Comparadun Olive Allan Liddle

Over the years I have become more than fond of Bob Wyatt’s fantastic Deer Hair Emerger with it becoming my go to pattern for many an outing especially early season, in fact this season was little different and the good old DHE caught more than its fair share of spring river trout.

When the going gets tough I simply switched to another fly from the Bob Wyatt stable, the Dirty Duster (or at least my adaptation of this) which allows the angler to tie up a more delicate imitation which is especially effective when fine emerging patterns from sizes 14 downwards is called for.
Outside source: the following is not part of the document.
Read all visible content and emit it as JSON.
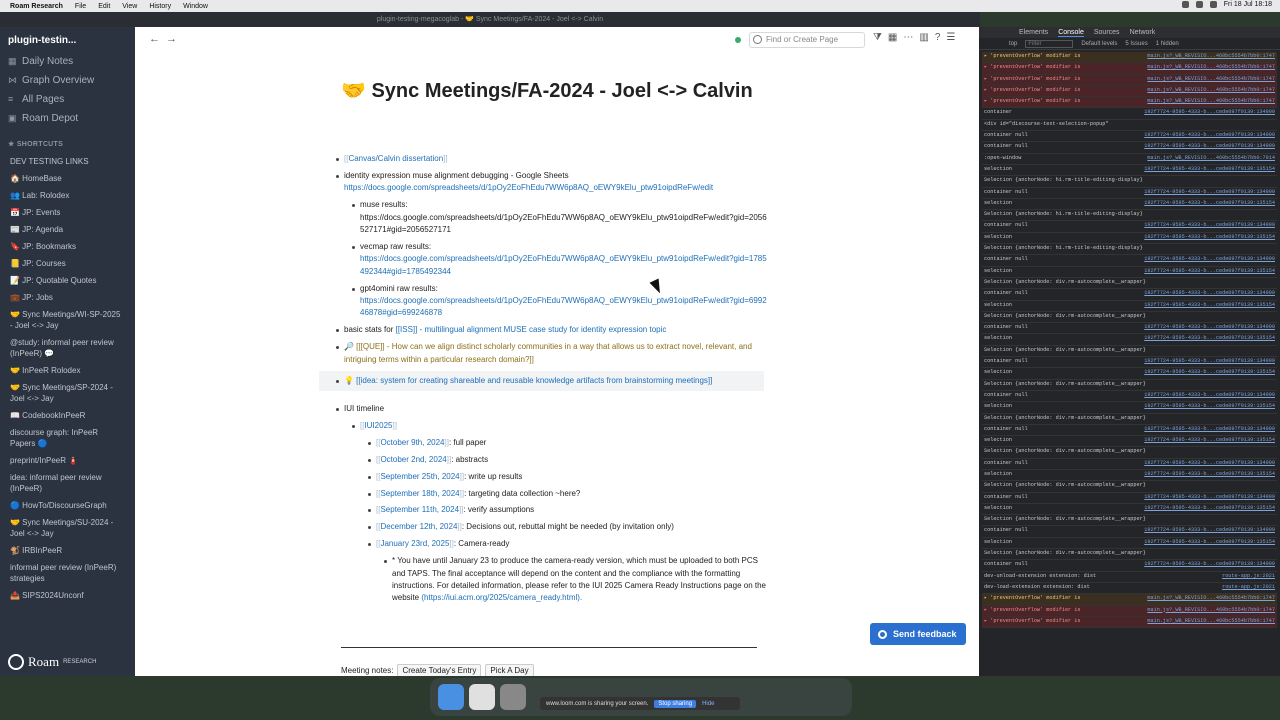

That’s all well and good but what then for times when the fish are locked onto a ‘straighter’ pattern, or more accurately put one that doesn’t have an abdomen trailing sub-surface on a curved style hook?  Sticking with the Deer Hair wing I thought the best way I could approach this was to tie a simple Comparadun style pattern but still in keeping the main trigger points displayed on the DHE, a robust but natural looking wing, tapered abdomen and a spiky thorax.  I also didn’t really want any form of hackle to confuse things and a simple tail to aid the overall process, more importantly I wanted all the above profile with the added advantage of a low riding dry that sits in rather than through the surface meniscus imitating the overall appearance of a recently emerged dun but still vulnerable enough for the fish to pick it out amongst the naturals.

After a couple of trial efforts I came up with this one which in effect was simply a DHE (apart from the addition of the Coc de Leon tail) but on a straight hook.  Tying sequence is more or less the same, materials likewise and the style adopted to present it identical (wet the body, ‘Gink’ the wind and upper thorax.

Like Bob I was looking for something very effective but quick and easy to tie, something that looked the part on the water and something the fish would / could lock onto and I’m pleased to say that from the very first ‘trial’ it has proved to be as effective as I could have dared hope it would be.

Great in glides but equally at home in rough water I’ve done well both covering targeted rising fish as well as working ‘blind’ over likely looking water on a variety of rivers including the mighty River Spey, the brown trout paradise of the River Deveron and the ‘Enigmatic’ (read unpredictable) River Don.  Confidence clearly plays a part when selecting your given dry and this one has already slotted straight into my ‘Go To’ list already, so much so it would be a crime of me not to share it with you all.  Not only a cracking wee olive pattern but it’s also been very effective tied small and dark as a kind of Black Gnat imitation meaning so far so good.

Simple is the key word here, simple to tie, simple to fish and I suspect (although still to be proven as yet) that this will also prove to be a handy wee dry to have for our lochs, lochans and general still waters as well, I suppose it’s a case of ‘Watch This Space’ as I’m sure I’ll have a good number of wee variations on the original to follow soon.

 

Materials:

Hook:  Partridge Dry Fly Supreme size 12 – 16

Thread: Black 6/0 Uni

Tail: Coc de Leon

Body: Superfine olive dubbing (Orvis)

Rib: Tying thread.

Wing: Natural Short Fine Deer Hair (Wapsi)

Thorax: Hares ear, Hare spiky guard and pinch of Olive Glister dubbing mix brushed well out.

 

Tying Sequence:

Step 1 Set hook in vice and lay on thread, run to about 4 - 5mm down from hook eye to provide room for thorax

Step 2 Cut a small 'bunch' of deer hair to form wind (approx  size of bunch around 5 - 6mm diameter)

Step 3 Place deer hair in hair stacker and tap to even out tips

Step 4 Remove hair from stacker facing forward

Step 5 Offer hair up to hook setting length (rule of thumb, just beyond hook eye)

Step 6 Secure deer hair on top of hook

Step 7 Trim excess deer hair in a steep angle tight to hook shank then secure with thread turns forming tapered under body.

Step 8 Tie in a small amount of Coc de Leon for tail.

Step 9 Drop a couple of thread turns below CdL tail to help it sit at angle, secure and trim, tidy up body running thread to rear of wing

Step 10 Form dubbing rope with a pinch of Orvis Superfine dubbing

Step 11 Run dubbing down hook towards tail then rib with open thread turns back up to wing.

Step 12 Lift wing and drop two turns of thread directly below ensuring no gaps with body

Step 13 Run a few thread turns to form bed for thorax.

Step 14 Form thorax dubbing rope using hares ear  hares mask  Olive Glister mix

Step 15 Run dubbing rope tight below wing then forward to form thorax (take a couple turns bare thread over thorax to help secure)

Step 16. Whip finish and varnish then take velco 'scrubber' and brush thorax out a little

Facebook Recommendations